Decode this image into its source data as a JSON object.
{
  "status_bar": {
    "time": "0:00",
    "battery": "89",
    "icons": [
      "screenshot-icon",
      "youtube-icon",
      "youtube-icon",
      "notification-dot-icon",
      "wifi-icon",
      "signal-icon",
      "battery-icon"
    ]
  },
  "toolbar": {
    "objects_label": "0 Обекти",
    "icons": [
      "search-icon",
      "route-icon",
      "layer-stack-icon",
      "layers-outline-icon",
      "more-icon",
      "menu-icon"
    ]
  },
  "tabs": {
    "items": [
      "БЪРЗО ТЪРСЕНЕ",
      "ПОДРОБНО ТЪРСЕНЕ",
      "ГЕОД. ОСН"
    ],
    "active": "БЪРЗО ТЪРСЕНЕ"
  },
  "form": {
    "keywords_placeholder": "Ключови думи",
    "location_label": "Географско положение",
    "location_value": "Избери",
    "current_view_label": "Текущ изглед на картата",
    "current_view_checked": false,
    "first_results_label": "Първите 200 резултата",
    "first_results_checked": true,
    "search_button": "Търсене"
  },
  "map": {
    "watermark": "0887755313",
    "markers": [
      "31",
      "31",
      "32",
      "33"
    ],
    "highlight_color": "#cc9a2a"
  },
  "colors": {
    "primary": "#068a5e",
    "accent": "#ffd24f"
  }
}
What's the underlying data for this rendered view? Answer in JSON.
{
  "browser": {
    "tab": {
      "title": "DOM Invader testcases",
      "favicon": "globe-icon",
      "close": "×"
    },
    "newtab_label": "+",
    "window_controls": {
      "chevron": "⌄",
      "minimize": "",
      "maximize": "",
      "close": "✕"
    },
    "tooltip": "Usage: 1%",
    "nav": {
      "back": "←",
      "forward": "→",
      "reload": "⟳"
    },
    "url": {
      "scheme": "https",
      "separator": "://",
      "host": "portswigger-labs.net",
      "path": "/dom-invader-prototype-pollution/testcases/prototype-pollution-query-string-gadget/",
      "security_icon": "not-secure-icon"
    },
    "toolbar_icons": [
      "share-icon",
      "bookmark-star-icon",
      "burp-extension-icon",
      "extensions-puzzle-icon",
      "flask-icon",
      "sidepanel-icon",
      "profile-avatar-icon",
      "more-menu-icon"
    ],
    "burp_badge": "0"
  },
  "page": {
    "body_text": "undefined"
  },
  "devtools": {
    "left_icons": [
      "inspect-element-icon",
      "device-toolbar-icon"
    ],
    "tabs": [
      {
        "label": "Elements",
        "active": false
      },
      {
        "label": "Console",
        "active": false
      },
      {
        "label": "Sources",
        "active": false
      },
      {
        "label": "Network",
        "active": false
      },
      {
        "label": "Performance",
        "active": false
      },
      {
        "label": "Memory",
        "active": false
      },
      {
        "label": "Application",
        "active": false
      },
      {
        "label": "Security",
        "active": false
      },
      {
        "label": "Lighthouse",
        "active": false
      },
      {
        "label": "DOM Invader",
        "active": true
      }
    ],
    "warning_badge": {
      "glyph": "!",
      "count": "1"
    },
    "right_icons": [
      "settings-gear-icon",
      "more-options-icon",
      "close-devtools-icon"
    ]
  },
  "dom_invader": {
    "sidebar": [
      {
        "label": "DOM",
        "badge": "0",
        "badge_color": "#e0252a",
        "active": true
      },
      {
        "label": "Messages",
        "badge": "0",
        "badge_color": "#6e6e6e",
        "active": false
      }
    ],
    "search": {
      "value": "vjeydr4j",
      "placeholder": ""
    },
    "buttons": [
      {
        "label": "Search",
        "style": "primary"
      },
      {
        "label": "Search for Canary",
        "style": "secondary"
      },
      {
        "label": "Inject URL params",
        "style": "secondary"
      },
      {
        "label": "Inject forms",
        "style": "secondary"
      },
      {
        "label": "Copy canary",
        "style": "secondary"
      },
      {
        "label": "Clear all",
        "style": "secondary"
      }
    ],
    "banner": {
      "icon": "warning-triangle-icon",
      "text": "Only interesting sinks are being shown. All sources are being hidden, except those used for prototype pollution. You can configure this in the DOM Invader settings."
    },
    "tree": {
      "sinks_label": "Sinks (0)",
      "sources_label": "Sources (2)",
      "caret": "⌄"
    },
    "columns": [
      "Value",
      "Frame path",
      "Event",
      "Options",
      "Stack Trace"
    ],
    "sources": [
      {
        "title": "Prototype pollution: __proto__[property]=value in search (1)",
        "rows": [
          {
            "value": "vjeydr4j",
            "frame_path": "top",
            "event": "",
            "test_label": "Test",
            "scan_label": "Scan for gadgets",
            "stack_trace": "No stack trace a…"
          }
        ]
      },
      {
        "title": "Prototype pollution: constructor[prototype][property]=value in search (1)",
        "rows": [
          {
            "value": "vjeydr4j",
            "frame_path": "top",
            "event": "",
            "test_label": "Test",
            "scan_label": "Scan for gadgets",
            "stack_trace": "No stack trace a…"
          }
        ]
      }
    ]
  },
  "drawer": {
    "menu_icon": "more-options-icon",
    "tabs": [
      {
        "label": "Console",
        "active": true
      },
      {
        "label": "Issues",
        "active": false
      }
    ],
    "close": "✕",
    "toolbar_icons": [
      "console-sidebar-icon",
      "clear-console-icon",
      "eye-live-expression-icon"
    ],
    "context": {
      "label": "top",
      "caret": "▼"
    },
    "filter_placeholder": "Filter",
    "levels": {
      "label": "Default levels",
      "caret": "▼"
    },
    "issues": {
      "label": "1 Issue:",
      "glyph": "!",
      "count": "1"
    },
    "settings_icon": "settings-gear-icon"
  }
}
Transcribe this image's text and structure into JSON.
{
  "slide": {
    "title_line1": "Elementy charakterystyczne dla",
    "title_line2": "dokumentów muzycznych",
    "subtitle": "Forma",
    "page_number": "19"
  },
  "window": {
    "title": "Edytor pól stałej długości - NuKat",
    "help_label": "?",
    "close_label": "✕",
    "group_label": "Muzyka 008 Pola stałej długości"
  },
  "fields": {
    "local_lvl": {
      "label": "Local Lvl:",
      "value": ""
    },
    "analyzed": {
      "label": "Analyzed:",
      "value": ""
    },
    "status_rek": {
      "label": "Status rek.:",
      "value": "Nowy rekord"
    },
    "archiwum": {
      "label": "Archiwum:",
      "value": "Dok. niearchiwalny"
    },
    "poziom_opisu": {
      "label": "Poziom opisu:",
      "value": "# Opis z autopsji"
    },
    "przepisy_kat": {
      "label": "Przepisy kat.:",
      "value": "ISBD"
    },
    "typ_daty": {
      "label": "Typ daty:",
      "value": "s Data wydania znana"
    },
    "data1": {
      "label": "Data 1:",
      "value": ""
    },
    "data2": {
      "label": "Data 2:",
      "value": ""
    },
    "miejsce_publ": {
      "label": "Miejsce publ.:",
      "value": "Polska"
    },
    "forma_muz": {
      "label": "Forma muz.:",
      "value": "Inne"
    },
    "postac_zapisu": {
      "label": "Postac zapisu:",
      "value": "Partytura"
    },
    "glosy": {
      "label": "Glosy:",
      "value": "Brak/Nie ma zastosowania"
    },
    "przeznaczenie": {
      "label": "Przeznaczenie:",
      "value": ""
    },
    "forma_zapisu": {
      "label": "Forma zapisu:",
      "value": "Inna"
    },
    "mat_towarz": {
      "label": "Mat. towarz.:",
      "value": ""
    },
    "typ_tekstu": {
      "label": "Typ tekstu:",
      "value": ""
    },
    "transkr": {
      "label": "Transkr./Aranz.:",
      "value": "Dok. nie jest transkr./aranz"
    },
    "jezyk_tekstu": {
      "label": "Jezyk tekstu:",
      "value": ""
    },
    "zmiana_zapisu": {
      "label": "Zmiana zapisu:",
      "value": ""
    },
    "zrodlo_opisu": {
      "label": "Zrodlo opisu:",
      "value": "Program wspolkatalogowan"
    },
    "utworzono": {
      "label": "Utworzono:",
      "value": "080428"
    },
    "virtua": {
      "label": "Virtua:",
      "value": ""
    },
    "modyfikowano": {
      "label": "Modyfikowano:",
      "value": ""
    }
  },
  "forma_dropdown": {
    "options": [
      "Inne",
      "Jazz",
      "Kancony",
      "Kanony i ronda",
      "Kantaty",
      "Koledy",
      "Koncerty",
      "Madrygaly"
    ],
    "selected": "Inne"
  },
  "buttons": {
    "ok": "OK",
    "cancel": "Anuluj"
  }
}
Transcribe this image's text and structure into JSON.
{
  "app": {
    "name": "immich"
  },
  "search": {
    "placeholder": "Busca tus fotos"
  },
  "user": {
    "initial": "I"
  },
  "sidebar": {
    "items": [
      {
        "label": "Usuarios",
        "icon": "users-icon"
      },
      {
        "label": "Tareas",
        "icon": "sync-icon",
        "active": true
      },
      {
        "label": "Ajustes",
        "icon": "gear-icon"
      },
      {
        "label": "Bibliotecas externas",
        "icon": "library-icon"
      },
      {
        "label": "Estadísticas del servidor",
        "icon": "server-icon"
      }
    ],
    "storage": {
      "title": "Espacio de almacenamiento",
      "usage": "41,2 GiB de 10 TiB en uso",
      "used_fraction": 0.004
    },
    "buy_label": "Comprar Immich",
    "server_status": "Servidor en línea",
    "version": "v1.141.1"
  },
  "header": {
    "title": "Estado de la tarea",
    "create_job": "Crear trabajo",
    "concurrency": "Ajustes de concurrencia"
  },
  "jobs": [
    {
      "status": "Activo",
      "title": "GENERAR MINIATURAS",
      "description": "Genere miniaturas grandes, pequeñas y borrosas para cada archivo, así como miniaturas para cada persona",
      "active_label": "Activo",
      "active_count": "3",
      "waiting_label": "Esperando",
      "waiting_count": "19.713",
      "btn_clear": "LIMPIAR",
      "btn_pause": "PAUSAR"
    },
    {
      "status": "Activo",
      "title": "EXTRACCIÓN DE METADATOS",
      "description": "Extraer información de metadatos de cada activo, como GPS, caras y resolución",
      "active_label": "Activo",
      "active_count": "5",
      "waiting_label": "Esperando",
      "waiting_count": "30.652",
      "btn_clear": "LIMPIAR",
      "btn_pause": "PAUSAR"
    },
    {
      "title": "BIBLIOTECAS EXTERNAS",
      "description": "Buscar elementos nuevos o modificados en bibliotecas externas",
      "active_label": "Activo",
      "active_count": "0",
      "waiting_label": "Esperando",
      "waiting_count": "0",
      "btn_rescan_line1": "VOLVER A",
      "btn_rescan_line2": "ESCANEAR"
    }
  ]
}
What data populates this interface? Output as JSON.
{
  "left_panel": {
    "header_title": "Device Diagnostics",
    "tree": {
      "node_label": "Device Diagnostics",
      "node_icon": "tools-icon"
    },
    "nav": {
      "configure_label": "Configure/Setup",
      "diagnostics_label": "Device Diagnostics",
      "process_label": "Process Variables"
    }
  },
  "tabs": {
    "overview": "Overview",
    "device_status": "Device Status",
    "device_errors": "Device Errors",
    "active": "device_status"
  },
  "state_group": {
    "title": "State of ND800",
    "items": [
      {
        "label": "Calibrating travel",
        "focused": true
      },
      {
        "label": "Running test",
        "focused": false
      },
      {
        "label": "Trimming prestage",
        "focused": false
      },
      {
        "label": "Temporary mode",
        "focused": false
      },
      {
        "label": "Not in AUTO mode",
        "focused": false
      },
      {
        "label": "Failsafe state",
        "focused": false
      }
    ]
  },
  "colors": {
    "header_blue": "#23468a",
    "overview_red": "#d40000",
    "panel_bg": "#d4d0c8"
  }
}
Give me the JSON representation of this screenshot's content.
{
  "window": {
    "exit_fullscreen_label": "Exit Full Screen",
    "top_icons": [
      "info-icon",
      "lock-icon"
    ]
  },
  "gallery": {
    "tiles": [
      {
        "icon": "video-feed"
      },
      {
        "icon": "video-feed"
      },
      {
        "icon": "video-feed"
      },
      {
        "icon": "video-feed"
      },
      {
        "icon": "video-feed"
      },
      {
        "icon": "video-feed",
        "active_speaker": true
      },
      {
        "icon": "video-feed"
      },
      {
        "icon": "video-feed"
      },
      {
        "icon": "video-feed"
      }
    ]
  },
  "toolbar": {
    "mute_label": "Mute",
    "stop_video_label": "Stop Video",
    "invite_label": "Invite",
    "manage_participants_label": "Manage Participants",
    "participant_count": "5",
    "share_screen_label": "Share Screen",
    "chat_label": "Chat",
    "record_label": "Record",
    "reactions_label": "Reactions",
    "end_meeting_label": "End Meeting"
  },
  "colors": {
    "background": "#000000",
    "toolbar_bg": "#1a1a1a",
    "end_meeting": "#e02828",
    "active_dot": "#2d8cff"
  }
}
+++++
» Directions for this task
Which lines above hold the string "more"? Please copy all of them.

» Completed task
      "more-icon",
      "more-menu-icon"
      "more-options-icon",
    "menu_icon": "more-options-icon",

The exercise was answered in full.